I’ve expressed concern that the Humanists UK campaign on “equal marriage” is misguided – addressing a real issue on secular freedoms, but proposing change that may have unintended consequences. Dropped my foot in it yesterday by questioning that in a conversation that @AndrewCopson was already having with @MoJGovUK on Twitter.
There are several religious and gender issues tangled-up in marriage law in the UK and in the separate English, Scottish, Welsh and Northern Irish legislation. Make that religious, gender and nationalist tangles.
We have the basic anomaly that there are still legal differences: a “Civil Partnership” is not the same as a “Registry Wedding” irrespective of how the marriage is “celebrated” and for that reason (prohibited) hetero-sex civil partnerships cannot be the same in UK law as as same-sex partnerships. Hetero couples have less freedom than same sex! So far as I can see once the national differences are fixed, these can become synonymous. You have to ask how did we get into this mess?
Obviously we’re in this mess because historically the established CofE resisted changing the particular procreative purpose in weddings traditionally celebrated in the church, however much that has been relaxed between factions of the churches. But this has further consequences.
The underlying issue has been between the marriage recognised in law – in subsequent rights and responsibilities of the participants – and the nature of the wedding celebration. However few attend to support a wedding all marriages involve both elements, so that the witnessing of the oath is public. And whether the couple are biologically capable of conception or not, those rights and responsibilities extend to children, if any. Furthermore, that’s true whether or not one subscribes to the idea that the main purpose of a wedding is procreation, or simply the commitment between two (or more) individuals as a public entity.

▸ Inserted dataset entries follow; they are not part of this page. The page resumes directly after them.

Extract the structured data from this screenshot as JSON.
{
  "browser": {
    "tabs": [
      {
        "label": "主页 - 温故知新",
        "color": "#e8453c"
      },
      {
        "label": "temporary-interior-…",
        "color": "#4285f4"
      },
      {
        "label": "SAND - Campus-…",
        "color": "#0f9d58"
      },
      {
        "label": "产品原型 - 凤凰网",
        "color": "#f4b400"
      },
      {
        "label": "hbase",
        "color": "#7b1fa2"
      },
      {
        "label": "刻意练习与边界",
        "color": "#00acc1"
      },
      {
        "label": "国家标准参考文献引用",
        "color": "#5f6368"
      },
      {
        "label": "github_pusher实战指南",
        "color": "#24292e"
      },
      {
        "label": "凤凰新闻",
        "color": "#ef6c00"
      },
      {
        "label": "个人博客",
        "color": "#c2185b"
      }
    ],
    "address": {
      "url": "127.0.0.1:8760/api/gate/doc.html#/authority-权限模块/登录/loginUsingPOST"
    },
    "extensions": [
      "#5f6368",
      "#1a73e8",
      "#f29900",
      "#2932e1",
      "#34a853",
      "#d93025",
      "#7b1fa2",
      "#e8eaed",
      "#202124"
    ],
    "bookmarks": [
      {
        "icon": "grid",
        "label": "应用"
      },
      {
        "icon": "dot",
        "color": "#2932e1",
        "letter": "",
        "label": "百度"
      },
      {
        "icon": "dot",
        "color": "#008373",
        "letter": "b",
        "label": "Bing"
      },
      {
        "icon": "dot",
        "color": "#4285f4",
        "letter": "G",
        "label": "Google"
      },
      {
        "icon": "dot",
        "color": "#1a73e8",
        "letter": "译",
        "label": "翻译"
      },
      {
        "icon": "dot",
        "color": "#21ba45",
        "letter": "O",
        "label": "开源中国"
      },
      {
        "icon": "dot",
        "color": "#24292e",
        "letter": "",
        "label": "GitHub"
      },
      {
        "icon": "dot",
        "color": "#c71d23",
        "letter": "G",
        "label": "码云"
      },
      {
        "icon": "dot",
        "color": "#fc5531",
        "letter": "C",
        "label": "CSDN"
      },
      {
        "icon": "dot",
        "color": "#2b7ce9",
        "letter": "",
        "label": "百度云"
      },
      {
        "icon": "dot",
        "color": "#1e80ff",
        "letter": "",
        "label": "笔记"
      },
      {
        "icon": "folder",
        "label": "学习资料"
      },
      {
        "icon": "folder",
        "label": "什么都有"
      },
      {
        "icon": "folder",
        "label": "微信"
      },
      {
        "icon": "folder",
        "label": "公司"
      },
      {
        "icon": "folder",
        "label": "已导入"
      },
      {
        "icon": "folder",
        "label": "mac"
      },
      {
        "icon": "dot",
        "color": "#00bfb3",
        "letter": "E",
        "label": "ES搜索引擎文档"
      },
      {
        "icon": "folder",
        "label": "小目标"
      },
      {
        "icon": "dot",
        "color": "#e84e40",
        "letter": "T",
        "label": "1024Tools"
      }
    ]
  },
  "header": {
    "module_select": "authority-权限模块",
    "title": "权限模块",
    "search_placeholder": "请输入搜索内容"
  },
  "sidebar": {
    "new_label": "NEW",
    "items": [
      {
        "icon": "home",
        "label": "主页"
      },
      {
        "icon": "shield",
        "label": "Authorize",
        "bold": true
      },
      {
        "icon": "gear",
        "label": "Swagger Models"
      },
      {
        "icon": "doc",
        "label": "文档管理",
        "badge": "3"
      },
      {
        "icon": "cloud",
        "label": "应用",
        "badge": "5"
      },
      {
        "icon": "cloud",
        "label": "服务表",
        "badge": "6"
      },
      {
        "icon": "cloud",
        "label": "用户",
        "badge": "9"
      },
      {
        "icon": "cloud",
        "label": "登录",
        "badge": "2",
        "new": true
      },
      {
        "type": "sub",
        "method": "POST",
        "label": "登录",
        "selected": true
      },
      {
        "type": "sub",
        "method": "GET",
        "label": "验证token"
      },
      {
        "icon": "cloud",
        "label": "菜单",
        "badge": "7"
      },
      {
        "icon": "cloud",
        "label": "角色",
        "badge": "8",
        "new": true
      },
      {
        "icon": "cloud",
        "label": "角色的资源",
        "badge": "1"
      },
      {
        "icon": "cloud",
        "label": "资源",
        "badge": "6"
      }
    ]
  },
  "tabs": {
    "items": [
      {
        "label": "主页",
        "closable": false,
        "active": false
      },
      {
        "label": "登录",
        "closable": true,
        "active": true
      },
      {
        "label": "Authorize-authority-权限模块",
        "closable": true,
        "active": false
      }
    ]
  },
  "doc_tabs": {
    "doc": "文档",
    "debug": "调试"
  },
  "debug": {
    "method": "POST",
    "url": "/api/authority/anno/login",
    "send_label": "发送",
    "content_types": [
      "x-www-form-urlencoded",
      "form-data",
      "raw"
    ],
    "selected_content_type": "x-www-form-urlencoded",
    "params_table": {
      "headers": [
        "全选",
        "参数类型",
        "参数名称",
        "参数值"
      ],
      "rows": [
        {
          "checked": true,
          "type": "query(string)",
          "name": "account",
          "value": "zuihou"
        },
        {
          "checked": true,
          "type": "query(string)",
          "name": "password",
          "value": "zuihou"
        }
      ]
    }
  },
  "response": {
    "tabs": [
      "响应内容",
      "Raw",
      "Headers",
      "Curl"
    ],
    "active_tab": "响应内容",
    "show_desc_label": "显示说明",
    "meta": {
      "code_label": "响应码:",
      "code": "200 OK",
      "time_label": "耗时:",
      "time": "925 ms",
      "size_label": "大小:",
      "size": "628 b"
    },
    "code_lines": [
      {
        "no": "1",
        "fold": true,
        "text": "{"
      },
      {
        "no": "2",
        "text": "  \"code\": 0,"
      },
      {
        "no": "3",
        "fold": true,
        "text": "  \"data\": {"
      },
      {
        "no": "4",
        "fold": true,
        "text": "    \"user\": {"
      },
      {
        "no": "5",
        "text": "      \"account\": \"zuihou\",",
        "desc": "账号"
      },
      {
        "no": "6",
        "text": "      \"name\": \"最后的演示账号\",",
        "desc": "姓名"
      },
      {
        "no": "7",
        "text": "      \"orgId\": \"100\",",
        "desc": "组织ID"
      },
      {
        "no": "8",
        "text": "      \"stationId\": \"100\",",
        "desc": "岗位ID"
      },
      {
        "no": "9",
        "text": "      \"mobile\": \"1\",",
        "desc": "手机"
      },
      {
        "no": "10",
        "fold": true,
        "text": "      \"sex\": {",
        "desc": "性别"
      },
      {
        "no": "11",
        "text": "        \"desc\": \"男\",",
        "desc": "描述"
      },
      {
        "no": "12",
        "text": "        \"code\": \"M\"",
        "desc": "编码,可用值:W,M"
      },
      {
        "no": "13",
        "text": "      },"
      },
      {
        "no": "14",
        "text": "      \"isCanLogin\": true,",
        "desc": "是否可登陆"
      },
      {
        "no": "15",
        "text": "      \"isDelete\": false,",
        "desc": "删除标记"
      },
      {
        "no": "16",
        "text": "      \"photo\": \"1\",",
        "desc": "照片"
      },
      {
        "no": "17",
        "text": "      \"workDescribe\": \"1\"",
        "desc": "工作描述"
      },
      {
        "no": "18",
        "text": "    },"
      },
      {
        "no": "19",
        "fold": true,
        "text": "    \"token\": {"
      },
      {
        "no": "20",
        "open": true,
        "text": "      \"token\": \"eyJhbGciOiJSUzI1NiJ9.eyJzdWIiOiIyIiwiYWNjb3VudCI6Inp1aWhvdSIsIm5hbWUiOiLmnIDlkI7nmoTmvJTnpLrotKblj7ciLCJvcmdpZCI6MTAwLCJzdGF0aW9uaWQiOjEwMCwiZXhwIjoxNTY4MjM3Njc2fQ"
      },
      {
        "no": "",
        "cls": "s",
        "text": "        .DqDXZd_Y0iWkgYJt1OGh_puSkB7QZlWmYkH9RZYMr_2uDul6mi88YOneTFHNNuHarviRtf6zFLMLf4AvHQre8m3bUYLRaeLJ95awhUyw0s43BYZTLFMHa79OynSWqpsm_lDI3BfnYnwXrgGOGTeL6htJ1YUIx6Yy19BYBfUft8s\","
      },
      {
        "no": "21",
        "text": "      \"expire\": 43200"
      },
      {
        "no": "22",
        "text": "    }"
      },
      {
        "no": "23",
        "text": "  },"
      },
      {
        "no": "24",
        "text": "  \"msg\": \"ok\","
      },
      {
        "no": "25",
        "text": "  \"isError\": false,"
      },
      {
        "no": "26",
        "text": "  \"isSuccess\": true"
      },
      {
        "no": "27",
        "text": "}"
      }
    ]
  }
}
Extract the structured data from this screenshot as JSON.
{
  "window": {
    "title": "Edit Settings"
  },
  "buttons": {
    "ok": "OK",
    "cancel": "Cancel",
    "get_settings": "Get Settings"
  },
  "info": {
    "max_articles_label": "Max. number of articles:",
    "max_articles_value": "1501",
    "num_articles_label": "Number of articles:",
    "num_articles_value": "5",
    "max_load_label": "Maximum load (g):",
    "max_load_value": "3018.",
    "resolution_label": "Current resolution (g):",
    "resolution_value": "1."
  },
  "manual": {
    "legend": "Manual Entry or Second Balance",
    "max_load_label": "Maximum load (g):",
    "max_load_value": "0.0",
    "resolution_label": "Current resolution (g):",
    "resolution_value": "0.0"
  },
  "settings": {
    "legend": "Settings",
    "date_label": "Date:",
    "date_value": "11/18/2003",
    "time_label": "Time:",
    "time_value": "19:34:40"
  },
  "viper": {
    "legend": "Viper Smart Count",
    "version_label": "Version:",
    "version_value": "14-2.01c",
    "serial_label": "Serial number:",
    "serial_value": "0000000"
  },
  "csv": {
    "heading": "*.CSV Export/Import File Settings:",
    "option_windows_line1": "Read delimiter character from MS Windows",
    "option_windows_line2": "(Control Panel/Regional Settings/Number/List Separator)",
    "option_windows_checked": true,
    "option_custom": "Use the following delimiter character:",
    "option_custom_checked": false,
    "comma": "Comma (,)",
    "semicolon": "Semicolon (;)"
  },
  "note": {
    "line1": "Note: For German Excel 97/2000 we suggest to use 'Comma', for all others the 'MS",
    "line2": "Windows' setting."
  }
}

The real problem is which “celebrants” carry the same legal status as registrars in accepting the oath legally, and therefore whether both need to be involved in the ceremony / celebration embodied in more than one person. That is the established church and other recognised churches have historically maintained and won that status for their celebrants. HUK seems to be petitioning for the same rights for our celebrants. That seems backwards to me, wanting the same recognition as a church celebrant in law.
There are of course several other anomalies in what can and can’t happen under the different wedding arrangements, but it seems to me that any wedding must meet the secular legal requirements, whether the institution performing the ceremony is a religious one or not. Basic secularism.
The advantage of this arrangement – keeping the legality and celebration separate – is that different institutions and different factions of different institutions(!) are still able to set their own rules for participation in their ceremony. A second advantage is that the default minimum civil ceremony, can itself evolve to include the most widely accepted set of civil values.
Tactically, I can understand an organisation like HUK fighting for the same privileges for its celebrants as an established church, but it’s not what we actually want to achieve is it? It’s not the first time HUK (BHA as was) has been criticised for behaving like a religious church, and that’s a separate argument.
So as I have said before, what am I missing beyond the tactical / strategic consistency?
Also published on Medium.